    B.A., summa cum laude, Abilene Christian University

  • Expertise
  • Church and State, Contract Law, Compliance (general), Corporate Governance, Family Law, Human Rights Law, Marriage Law and Policy

Joel A. Nichols serves as interim dean of the University of St. Thomas School of Law. Under his leadership, the law school is pursuing three strategic objectives: Contributing to a More Just World, Supporting the Lifetime Success of Students, and Building a Beloved Community.

Dean Nichols joined the University of St. Thomas School of Law in 2007, received tenure in 2009 and was promoted to professor of law in 2012. He served as theAssociate Dean for Academic Affairs from 2013-2022. He is also an affiliated faculty member of Emory University's Center for the Study of Law and Religion. Building on his expertise in both law and theology, his writing often focuses on the intersection of law and religion. His most recent book is Religion and the American Constitutional Experiment, 5th ed. (Oxford Univ. Press, 2022) (with John Witte, Jr. and Richard W. Garnett). He has also authored more than two dozen publications, including books with Cambridge University Press, Oxford University Press and Westview Press; articles in NYU Law Review, Vanderbilt Journal of Transnational Law and Journal of Law and Religion; and book chapters with Mohr Siebeck, InterVarsity Press and Cambridge University Press. He has also been a reviewer for several prominent publishers.

Prior to joining St. Thomas, Dean Nichols practiced complex civil litigation in Washington, D.C., at Wilmer, Cutler & Pickering (now WilmerHale), clerked for Judge Gerald Bard Tioflat on the U.S. Court of Appeals for the Eleventh Circuit, and then taught at Pepperdine Law School. He has served in leadership roles for several sections of the American Association of Law Schools, including as chair of the AALS Section on Associate Deans; participated on accreditation site teams for the American Bar Association; and worked closely with state and local bar organizations and the Board of Law Examiners.

Dean Nichols has also advised organizations on strategic planning and leadership and has served on nonprofit boards of directors for church organizations, human rights organizations, and bar organizations.

Religion and the American Constitutional Experiment (5th ed.) (Oxford Univ. Press, 2022) (with John Witte Jr. and Richard W. Garnett), 418 pp.

Marriage and Divorce in a Multicultural Context: Multi-Tiered Marriage and the Boundaries of Civil Law and Religion (edited collection) (Cambridge Univ.
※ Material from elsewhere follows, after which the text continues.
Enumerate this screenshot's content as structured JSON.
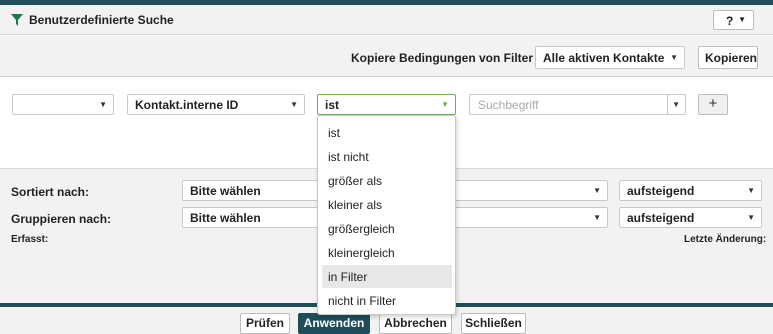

Press, 2012), 392 pp. (also available in paperback, 2013).

“Religious Liberty in the Thirteenth Colony: Dissent and Disestablishment in Colonial and Early National Georgia,” in Disestablishment and Religious Dissent: Church-State Relations in the New American States, 1776-1833 (Eds. Carl H. Esbeck and Jonathan J. Den Hartog) (Univ. of Missouri Press, 2019), pp. 225-247.

“'Come Now Let Us Reason Together': Restoring Religious Freedom in America and Abroad,” 92:1 Notre Dame Law Review 427-450 (2016) (with John Witte Jr.).

“Religious Law and Religious Courts as a Challenge for the State - Country Report USA,” in Religious Law and Religious Courts as a Challenge to the State: Legal Pluralism from a Comparative Perspective, Ed. Uwe Kischel (Verlag Mohr Siebeck, Tübingen, 2016) (with John Witte Jr.), 83-111.

“Religion, Family Law, and Competing Norms,” in Negotiating State and Non-State Law: The Challenges of Global and Local Legal Pluralism (Ed. Michael Helfand) (Cambridge Univ. Press 2015), 197-214.

“Civil Law and Civil Disobedience: The Early Church and the Law,” in Law and the Bible: Justice, Mercy and Legal Institutions (Eds. Robert F. Cochran Jr. & David van Drunen) (InterVarsity Press, 2013) (with James W. McCarty III), 183-207.

“Religion, Marriage, and Pluralism,” 25 Emory International Law Review 967-985 (2011).

“Evangelicals and Human Rights: The Continuing Ambivalence of Evangelical Christians' Support for Human Rights,” 24 Journal of Law and Religion 629-662 (2009).

“Multi-Tiered Marriage: Ideas and Influences from New York and Louisiana to the International Community,” 40 Vanderbilt Journal of Transnational Law 135-196 (2007).